Minneriya National Park
Located in the heart of Sri Lanka’s Cultural Triangle, Minneriya’s scenery offers just the kind of respite one might be looking for if suffering from ‘ruin overdose’. The park’s centrepiece is the 300 square hectare water tank, built by King Mahasena in the 3rd century BC, which today attracts herds of wild elephants who gather on the shores to drink and cool off in the thick afternoon heat.
Despite its relatively small size (88.9 square kilometres), the park’s topography lays claim to a diverse range of habitats. The dry tropical forest, lush wetlands, sweeping grasslands and scrub support an incredible variety of wildlife: in the lake itself are mugger (or tank) crocodiles and fish, around it little cormorants, painted storks, herons and large pelicans who all fish in the shallow waters, while in the trees hide skinks, red-lipped lizards, trees frogs, hanging parrots, Sri Lankan jungle fowl and grey hornbills. Buffalo, sambar and spotted deer wander through the grasslands, whilst macaque and purple-faced langur monkeys swing from branch to branch in the treetops, amongst an enormous number of birds. Rarely seen, but there nevertheless, are sloth bears, pythons and leopards (the park is home to around twenty leopards). The surrounding evergreen forest is peppered with satinwood, rosewood, halmill and ancient weera trees.

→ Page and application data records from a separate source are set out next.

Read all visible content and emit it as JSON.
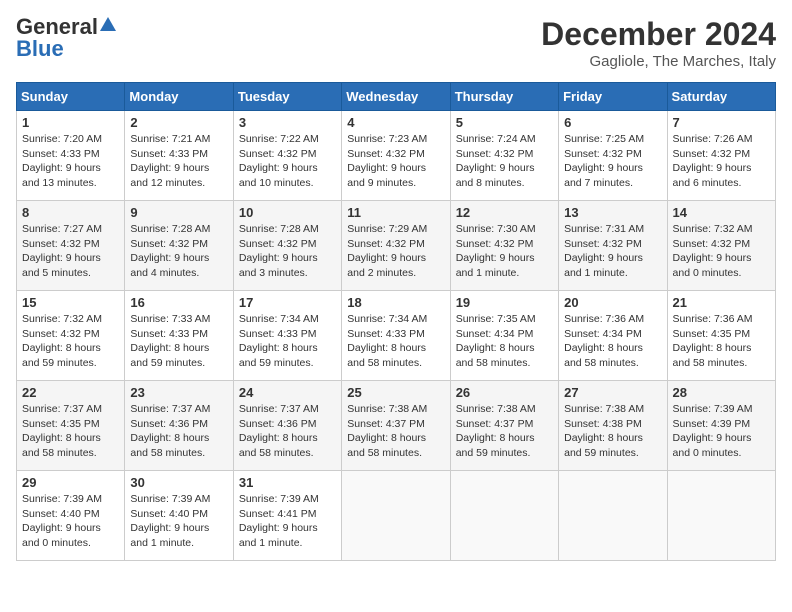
{
  "logo": {
    "general": "General",
    "blue": "Blue"
  },
  "title": "December 2024",
  "subtitle": "Gagliole, The Marches, Italy",
  "days_header": [
    "Sunday",
    "Monday",
    "Tuesday",
    "Wednesday",
    "Thursday",
    "Friday",
    "Saturday"
  ],
  "weeks": [
    [
      {
        "day": "1",
        "sunrise": "7:20 AM",
        "sunset": "4:33 PM",
        "daylight": "9 hours and 13 minutes."
      },
      {
        "day": "2",
        "sunrise": "7:21 AM",
        "sunset": "4:33 PM",
        "daylight": "9 hours and 12 minutes."
      },
      {
        "day": "3",
        "sunrise": "7:22 AM",
        "sunset": "4:32 PM",
        "daylight": "9 hours and 10 minutes."
      },
      {
        "day": "4",
        "sunrise": "7:23 AM",
        "sunset": "4:32 PM",
        "daylight": "9 hours and 9 minutes."
      },
      {
        "day": "5",
        "sunrise": "7:24 AM",
        "sunset": "4:32 PM",
        "daylight": "9 hours and 8 minutes."
      },
      {
        "day": "6",
        "sunrise": "7:25 AM",
        "sunset": "4:32 PM",
        "daylight": "9 hours and 7 minutes."
      },
      {
        "day": "7",
        "sunrise": "7:26 AM",
        "sunset": "4:32 PM",
        "daylight": "9 hours and 6 minutes."
      }
    ],
    [
      {
        "day": "8",
        "sunrise": "7:27 AM",
        "sunset": "4:32 PM",
        "daylight": "9 hours and 5 minutes."
      },
      {
        "day": "9",
        "sunrise": "7:28 AM",
        "sunset": "4:32 PM",
        "daylight": "9 hours and 4 minutes."
      },
      {
        "day": "10",
        "sunrise": "7:28 AM",
        "sunset": "4:32 PM",
        "daylight": "9 hours and 3 minutes."
      },
      {
        "day": "11",
        "sunrise": "7:29 AM",
        "sunset": "4:32 PM",
        "daylight": "9 hours and 2 minutes."
      },
      {
        "day": "12",
        "sunrise": "7:30 AM",
        "sunset": "4:32 PM",
        "daylight": "9 hours and 1 minute."
      },
      {
        "day": "13",
        "sunrise": "7:31 AM",
        "sunset": "4:32 PM",
        "daylight": "9 hours and 1 minute."
      },
      {
        "day": "14",
        "sunrise": "7:32 AM",
        "sunset": "4:32 PM",
        "daylight": "9 hours and 0 minutes."
      }
    ],
    [
      {
        "day": "15",
        "sunrise": "7:32 AM",
        "sunset": "4:32 PM",
        "daylight": "8 hours and 59 minutes."
      },
      {
        "day": "16",
        "sunrise": "7:33 AM",
        "sunset": "4:33 PM",
        "daylight": "8 hours and 59 minutes."
      },
      {
        "day": "17",
        "sunrise": "7:34 AM",
        "sunset": "4:33 PM",
        "daylight": "8 hours and 59 minutes."
      },
      {
        "day": "18",
        "sunrise": "7:34 AM",
        "sunset": "4:33 PM",
        "daylight": "8 hours and 58 minutes."
      },
      {
        "day": "19",
        "sunrise": "7:35 AM",
        "sunset": "4:34 PM",
        "daylight": "8 hours and 58 minutes."
      },
      {
        "day": "20",
        "sunrise": "7:36 AM",
        "sunset": "4:34 PM",
        "daylight": "8 hours and 58 minutes."
      },
      {
        "day": "21",
        "sunrise": "7:36 AM",
        "sunset": "4:35 PM",
        "daylight": "8 hours and 58 minutes."
      }
    ],
    [
      {
        "day": "22",
        "sunrise": "7:37 AM",
        "sunset": "4:35 PM",
        "daylight": "8 hours and 58 minutes."
      },
      {
        "day": "23",
        "sunrise": "7:37 AM",
        "sunset": "4:36 PM",
        "daylight": "8 hours and 58 minutes."
      },
      {
        "day": "24",
        "sunrise": "7:37 AM",
        "sunset": "4:36 PM",
        "daylight": "8 hours and 58 minutes."
      },
      {
        "day": "25",
        "sunrise": "7:38 AM",
        "sunset": "4:37 PM",
        "daylight": "8 hours and 58 minutes."
      },
      {
        "day": "26",
        "sunrise": "7:38 AM",
        "sunset": "4:37 PM",
        "daylight": "8 hours and 59 minutes."
      },
      {
        "day": "27",
        "sunrise": "7:38 AM",
        "sunset": "4:38 PM",
        "daylight": "8 hours and 59 minutes."
      },
      {
        "day": "28",
        "sunrise": "7:39 AM",
        "sunset": "4:39 PM",
        "daylight": "9 hours and 0 minutes."
      }
    ],
    [
      {
        "day": "29",
        "sunrise": "7:39 AM",
        "sunset": "4:40 PM",
        "daylight": "9 hours and 0 minutes."
      },
      {
        "day": "30",
        "sunrise": "7:39 AM",
        "sunset": "4:40 PM",
        "daylight": "9 hours and 1 minute."
      },
      {
        "day": "31",
        "sunrise": "7:39 AM",
        "sunset": "4:41 PM",
        "daylight": "9 hours and 1 minute."
      },
      null,
      null,
      null,
      null
    ]
  ]
}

However, the main attraction in this park is the elephants, and Minneriya is one of the best places in the country to see them. From July to October, peaking in August and September, large numbers of these magnificent beasts can be found here. It’s at this time of year when the water elsewhere on the island dries up, and as many as 300 elephants are drawn to the tank’s receding shores which expose new grass and green shoots. This annual event, often called the Great Elephant Gathering, is the largest meeting of Asian elephants anywhere else in the world. Elephants travel from as far away as Trincomalee to drink, bathe and feed on the fresh grass that grows up from the lake, as well as to socialise and search for mates.
The park entrance is located on the Habarana–Polonnaruwa road. The initial 40-minute drive, along a very bumpy dirt road, into the heart of the park is fairly nondescript; the track leads through dense forest and wildlife sightings are rare. But once out of the forest, the magnificent landscape opens up dramatically with spectacular views across the tank. We recommend visiting early in the morning for bird sightings, and late afternoon for the elephants.

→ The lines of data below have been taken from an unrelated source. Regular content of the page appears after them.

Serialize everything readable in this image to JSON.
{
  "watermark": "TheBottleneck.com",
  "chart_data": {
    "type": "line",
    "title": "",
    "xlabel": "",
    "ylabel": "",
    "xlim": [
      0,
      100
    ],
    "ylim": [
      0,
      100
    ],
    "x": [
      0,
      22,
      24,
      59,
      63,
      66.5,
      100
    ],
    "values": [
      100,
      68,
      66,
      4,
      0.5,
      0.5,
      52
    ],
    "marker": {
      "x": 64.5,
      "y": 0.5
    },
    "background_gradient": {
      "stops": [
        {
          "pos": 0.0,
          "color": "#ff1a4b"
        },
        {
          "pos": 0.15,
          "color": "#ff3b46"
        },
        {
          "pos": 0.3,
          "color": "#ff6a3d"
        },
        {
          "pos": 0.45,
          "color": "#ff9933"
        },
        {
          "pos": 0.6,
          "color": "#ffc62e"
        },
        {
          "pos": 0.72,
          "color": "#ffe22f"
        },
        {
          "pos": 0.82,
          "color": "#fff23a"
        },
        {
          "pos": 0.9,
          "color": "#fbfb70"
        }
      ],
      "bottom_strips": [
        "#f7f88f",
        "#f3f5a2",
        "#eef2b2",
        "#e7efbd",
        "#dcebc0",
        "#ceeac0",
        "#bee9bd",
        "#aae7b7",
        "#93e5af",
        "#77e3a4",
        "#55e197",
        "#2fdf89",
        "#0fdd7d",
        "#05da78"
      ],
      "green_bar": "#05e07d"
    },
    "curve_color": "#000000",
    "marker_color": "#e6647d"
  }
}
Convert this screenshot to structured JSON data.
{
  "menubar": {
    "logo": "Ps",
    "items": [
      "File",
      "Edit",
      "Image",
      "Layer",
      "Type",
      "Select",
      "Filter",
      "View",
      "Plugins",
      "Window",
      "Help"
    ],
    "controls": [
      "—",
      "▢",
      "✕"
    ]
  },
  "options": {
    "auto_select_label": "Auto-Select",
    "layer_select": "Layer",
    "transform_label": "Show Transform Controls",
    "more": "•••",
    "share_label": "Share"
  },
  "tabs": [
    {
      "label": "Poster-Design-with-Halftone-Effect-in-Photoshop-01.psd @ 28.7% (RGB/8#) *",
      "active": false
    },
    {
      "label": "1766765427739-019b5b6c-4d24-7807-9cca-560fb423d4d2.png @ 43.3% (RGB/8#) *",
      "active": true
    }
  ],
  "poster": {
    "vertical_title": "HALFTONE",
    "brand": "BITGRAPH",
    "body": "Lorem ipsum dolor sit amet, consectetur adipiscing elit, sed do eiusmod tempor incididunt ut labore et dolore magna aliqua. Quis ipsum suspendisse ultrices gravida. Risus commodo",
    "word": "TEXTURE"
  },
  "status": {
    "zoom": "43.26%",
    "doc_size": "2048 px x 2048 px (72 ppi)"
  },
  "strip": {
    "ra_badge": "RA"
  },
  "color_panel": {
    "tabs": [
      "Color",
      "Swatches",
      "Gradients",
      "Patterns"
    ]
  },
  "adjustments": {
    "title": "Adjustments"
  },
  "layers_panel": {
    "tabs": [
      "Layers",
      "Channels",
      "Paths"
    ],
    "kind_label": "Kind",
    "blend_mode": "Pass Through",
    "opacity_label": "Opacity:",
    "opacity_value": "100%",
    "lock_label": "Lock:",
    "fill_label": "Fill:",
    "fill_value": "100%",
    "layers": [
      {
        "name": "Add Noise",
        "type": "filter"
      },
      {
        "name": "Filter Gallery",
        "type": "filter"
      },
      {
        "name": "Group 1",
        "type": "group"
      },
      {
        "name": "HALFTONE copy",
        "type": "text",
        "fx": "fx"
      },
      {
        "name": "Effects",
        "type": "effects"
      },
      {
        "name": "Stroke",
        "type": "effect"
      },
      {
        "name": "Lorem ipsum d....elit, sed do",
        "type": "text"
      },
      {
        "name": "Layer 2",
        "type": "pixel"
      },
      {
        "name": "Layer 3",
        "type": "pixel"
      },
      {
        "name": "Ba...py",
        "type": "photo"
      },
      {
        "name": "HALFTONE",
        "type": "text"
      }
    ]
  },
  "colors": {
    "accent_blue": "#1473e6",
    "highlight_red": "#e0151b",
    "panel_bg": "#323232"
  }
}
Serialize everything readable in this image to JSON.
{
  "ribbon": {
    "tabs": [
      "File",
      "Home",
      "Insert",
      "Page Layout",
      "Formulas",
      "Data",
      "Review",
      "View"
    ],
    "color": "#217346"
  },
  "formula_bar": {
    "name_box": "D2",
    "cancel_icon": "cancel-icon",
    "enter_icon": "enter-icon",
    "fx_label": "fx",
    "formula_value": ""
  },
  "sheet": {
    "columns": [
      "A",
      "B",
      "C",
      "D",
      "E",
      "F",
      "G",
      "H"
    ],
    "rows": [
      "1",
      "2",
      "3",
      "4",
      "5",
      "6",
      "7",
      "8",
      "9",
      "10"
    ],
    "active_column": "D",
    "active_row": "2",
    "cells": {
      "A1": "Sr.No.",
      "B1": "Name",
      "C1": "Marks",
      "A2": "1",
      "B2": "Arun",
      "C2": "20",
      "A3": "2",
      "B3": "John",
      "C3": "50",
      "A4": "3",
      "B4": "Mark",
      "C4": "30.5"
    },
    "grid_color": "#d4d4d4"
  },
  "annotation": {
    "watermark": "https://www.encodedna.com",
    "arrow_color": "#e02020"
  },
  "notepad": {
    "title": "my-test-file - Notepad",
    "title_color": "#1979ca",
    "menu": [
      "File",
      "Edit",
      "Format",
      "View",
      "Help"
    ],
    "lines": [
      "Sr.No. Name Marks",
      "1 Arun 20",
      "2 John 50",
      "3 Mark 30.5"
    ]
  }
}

- Mr Richard Stoughton, Sri Lanka
- Mr Geoffrey Johnson, India
- Matthew Nicklin, North India
- Mr & Mrs Manson, North India

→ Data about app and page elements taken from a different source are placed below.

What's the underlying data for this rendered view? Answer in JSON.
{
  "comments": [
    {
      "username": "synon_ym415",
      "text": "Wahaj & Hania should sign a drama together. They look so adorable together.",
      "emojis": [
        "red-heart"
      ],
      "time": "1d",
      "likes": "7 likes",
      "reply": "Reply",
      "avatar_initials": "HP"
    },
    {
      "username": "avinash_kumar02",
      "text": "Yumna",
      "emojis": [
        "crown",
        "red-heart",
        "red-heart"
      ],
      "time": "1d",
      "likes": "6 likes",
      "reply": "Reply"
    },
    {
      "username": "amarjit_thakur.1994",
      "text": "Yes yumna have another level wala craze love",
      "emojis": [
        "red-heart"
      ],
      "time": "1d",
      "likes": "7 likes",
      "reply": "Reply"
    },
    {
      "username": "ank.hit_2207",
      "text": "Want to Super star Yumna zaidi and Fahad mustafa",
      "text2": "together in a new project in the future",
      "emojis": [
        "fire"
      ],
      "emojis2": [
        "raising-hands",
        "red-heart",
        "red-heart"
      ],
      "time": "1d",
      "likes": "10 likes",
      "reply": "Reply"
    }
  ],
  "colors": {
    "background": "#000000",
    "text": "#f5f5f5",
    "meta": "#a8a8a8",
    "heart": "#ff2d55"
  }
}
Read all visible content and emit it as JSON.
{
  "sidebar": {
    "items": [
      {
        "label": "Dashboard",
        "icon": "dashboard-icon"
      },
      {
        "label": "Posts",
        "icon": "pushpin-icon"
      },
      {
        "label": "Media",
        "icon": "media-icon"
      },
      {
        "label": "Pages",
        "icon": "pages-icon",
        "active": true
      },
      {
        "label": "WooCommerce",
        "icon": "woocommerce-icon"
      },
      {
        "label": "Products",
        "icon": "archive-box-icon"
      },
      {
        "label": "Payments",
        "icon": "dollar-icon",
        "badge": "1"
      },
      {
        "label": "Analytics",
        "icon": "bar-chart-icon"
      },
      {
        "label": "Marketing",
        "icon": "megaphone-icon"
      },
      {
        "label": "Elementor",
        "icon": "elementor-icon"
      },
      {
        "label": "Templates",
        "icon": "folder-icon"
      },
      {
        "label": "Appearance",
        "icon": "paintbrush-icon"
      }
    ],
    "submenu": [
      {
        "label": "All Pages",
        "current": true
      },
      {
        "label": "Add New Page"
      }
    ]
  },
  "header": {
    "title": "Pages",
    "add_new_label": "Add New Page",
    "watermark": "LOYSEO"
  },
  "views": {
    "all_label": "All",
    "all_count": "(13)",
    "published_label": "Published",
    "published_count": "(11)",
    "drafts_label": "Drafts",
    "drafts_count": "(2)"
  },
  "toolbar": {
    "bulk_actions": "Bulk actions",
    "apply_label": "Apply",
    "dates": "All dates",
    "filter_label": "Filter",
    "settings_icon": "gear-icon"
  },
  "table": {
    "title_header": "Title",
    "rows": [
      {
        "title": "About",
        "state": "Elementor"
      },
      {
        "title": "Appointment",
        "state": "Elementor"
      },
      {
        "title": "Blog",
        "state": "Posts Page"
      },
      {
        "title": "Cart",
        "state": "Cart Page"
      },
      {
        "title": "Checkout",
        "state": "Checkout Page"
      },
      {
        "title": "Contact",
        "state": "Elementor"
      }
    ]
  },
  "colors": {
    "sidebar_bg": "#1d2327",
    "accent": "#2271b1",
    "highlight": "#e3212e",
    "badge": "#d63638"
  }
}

- Leslie Siben, India
- Matthew Annable, Rajasthan, India
- Krista Weir, Sri Lanka
- Mr David Wallace, North India
- Anonymous, India
- Jaime Benitez, South India